Good vs Bad Fats: How their Consumption Affects Heart Health

Good vs Bad Fats: How their Consumption Affects Heart Health

The word “fat” has had a negative connotation and meaning for many years in our speech, but the reality is different. Our body needs healthy fats to function properly. For example, fats are needed to build cell membrane, nerves and to ensure that many vitamins, including A, D, E and K are functioning optimally.

But there are different types of fats – some are good for us and some are not. Scientific research on health risks and benefits is constantly evolving and increasing. Current data and guidelines show that we need to include healthy and fatty foods in our diet and avoid unhealthy ones.

Types of fats

Dietary fats are divided into three categories:

Unsaturated fats: These are good fats that we need to consume as much as we can as part of a diet that focuses on heart health. Here we find two types of unsaturated fats: monounsaturated and polyunsaturated. Pecans, hazelnuts, almonds, sesame seeds, pumpkin seeds, olive oil, peanut oil are foods with high concentrations of monounsaturated fats.

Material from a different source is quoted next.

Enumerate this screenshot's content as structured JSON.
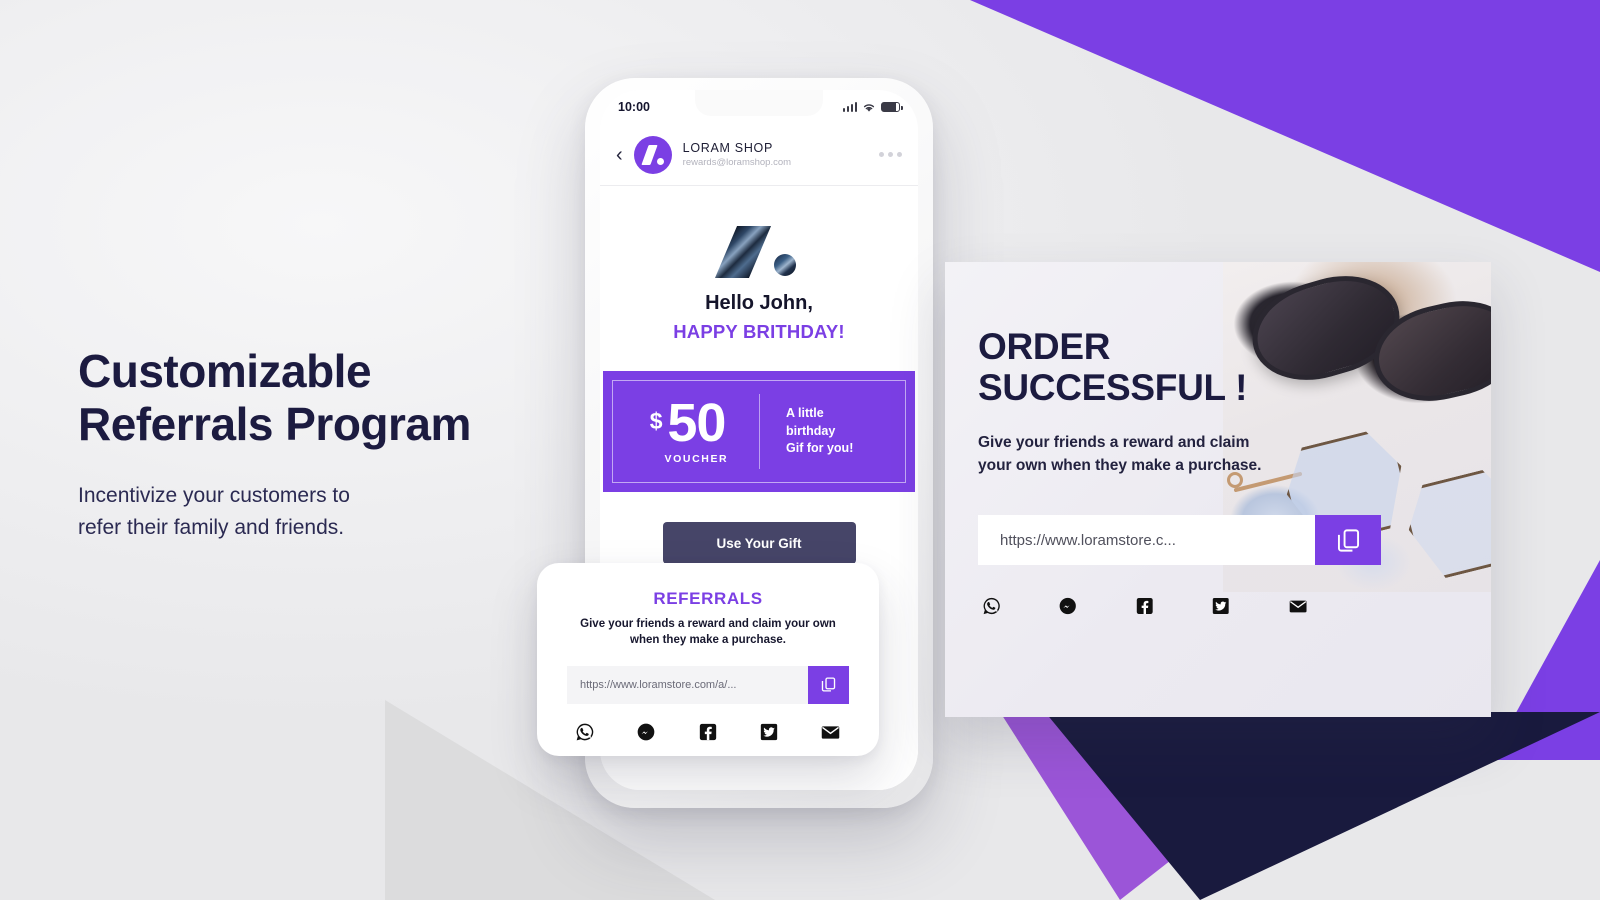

Fish, flaxseed, corn, soybean and sunflower seed oil contain polyunsaturated fats. Omega 3 fatty acids – found in some types of fish, such as salmon and herring, but also in plant products, such as nuts – are a type of polyunsaturated fat that is thought to be particularly good for our hearts.

– Saturated fats: Meat is a primary source of saturated fats, with the highest percentages being found in beef, pork and whole milk. Moderate levels are found in eggs and poultry. Some vegetable oils, such as palm oil, also contain a lot of saturated fat.

Saturated fats are essential for our body – but only in small amounts. The instructions of the experts are to make up 10% of the calories we receive during the day, preferably from lean chicken and other lean products.

– Trans fats: These are the fats we crave the most, but we should not consume. Most unsaturated fats are liquid at room temperature. To make them solid, industries add extra hydrogen and thus create trans fats. The highest levels of these fats are found in animal products, margarine and baked goods.

The effects of unhealthy fats on the heart

Trans fats are the worst kind of fats for the heart, blood vessels and overall health. Consumption of trans fats:

– Increases levels of bad LDL cholesterol and decreases levels of good HDL

– Increases the risk of heart disease and stroke

– Contributes to insulin resistance and is associated with a higher risk of type 2 diabetes.

In 2015, the US Food and Drug Administration (FDA) banned the use of partially hydrogenated oils (PHOs), the main source of artificial trans fats. This policy has almost led to the elimination of artificial trans fats in the US food supply by 2018.

But trans fats do not disappear completely from food, as they occur naturally in small quantities in meat and dairy products, as well as in some edible oils.
Eating a meal high in saturated fat – say, a big potato salad with eggs and mayonnaise – can raise your total cholesterol and change your balance by raising your LDL or bad cholesterol.

This in turn can narrow the blood vessels and cause the arteries to become blocked. Saturated fats also cause an increase in triglycerides. High triglyceride levels increase the risk of high blood pressure, diabetes and heart problems.

The effects of saturated fats on the body have been a source of controversy in recent years, with some studies questioning how harmful saturated fats are. For example, a meta-analysis published in the American Journal of Nutrition concluded: “There is insufficient evidence from epidemiological studies to conclude that saturated fat is associated with an increased risk of STDs, coronary heart disease or CVD ( cardiovascular disease) ».

A study published in 2014 in the Annals of Internal Medicine found that diets high in saturated fat did not increase the risk of heart disease.

But this controversial conclusion has been criticized, and American dietary guidelines still recommend limiting the amount of saturated fat consumed daily to no more than 10% of our daily calories. The American Heart Association goes even further and suggests that saturated fat should not be more than 5 to 6 percent of our daily calories.

The general guideline is that limiting saturated fats and replacing them with good fats, especially polyunsaturated fats, is what improves cholesterol and reduces the risk of heart disease. There will always be studies on both sides of an argument, however, the current body of research shows that saturated fats are not good for human health.